Report how many lines of the data below contain "likes". Give nothing besides the number.

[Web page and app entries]

▶

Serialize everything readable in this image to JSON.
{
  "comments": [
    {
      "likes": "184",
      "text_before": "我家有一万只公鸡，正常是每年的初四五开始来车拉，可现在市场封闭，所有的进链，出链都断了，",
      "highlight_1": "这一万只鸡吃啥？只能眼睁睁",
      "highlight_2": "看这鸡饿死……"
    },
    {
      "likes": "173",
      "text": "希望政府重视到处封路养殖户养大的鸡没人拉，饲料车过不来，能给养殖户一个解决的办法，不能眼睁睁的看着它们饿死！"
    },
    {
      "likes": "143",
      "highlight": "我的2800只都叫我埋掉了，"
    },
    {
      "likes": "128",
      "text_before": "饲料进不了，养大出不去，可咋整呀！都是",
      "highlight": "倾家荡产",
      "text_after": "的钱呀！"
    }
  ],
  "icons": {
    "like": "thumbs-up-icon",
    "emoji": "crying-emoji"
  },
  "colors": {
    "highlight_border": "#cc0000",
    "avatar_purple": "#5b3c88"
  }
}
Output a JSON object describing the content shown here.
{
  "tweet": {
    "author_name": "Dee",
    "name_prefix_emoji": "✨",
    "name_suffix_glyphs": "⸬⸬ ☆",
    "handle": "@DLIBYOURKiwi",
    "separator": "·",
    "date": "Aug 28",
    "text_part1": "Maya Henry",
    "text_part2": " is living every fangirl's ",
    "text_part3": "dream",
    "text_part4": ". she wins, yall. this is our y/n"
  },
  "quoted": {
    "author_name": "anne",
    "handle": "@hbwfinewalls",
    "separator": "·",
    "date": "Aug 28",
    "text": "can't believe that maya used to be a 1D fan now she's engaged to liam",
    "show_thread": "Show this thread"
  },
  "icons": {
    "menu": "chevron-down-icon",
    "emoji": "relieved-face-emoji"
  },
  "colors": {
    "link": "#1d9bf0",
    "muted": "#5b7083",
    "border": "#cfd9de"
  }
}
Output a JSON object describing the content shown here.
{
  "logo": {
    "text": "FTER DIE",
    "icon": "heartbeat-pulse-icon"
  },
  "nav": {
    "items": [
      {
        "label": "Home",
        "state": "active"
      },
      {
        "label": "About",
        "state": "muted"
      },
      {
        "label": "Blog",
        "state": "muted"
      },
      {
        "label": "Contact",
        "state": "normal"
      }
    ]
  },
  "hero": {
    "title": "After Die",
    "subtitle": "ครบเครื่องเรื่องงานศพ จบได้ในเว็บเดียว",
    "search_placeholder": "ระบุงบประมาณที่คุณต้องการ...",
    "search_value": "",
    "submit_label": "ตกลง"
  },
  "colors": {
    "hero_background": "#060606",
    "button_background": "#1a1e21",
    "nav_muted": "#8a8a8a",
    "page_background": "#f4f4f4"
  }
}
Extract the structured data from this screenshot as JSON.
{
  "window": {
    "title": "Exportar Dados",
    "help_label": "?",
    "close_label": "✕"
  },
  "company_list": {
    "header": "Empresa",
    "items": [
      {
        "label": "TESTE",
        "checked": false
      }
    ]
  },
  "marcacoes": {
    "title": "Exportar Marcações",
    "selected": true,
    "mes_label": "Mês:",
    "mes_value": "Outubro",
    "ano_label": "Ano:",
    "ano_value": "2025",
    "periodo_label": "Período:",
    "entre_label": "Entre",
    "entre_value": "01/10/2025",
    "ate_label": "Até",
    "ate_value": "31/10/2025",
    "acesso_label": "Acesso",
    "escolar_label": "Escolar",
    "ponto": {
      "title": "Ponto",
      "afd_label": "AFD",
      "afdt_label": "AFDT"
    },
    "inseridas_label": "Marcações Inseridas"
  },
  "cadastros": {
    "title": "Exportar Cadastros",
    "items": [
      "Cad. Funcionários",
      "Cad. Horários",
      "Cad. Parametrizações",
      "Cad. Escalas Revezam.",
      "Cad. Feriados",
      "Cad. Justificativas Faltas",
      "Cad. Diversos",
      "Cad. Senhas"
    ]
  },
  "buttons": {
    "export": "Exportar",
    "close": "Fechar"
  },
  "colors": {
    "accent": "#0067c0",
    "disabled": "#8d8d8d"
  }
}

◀

Response to the task: 4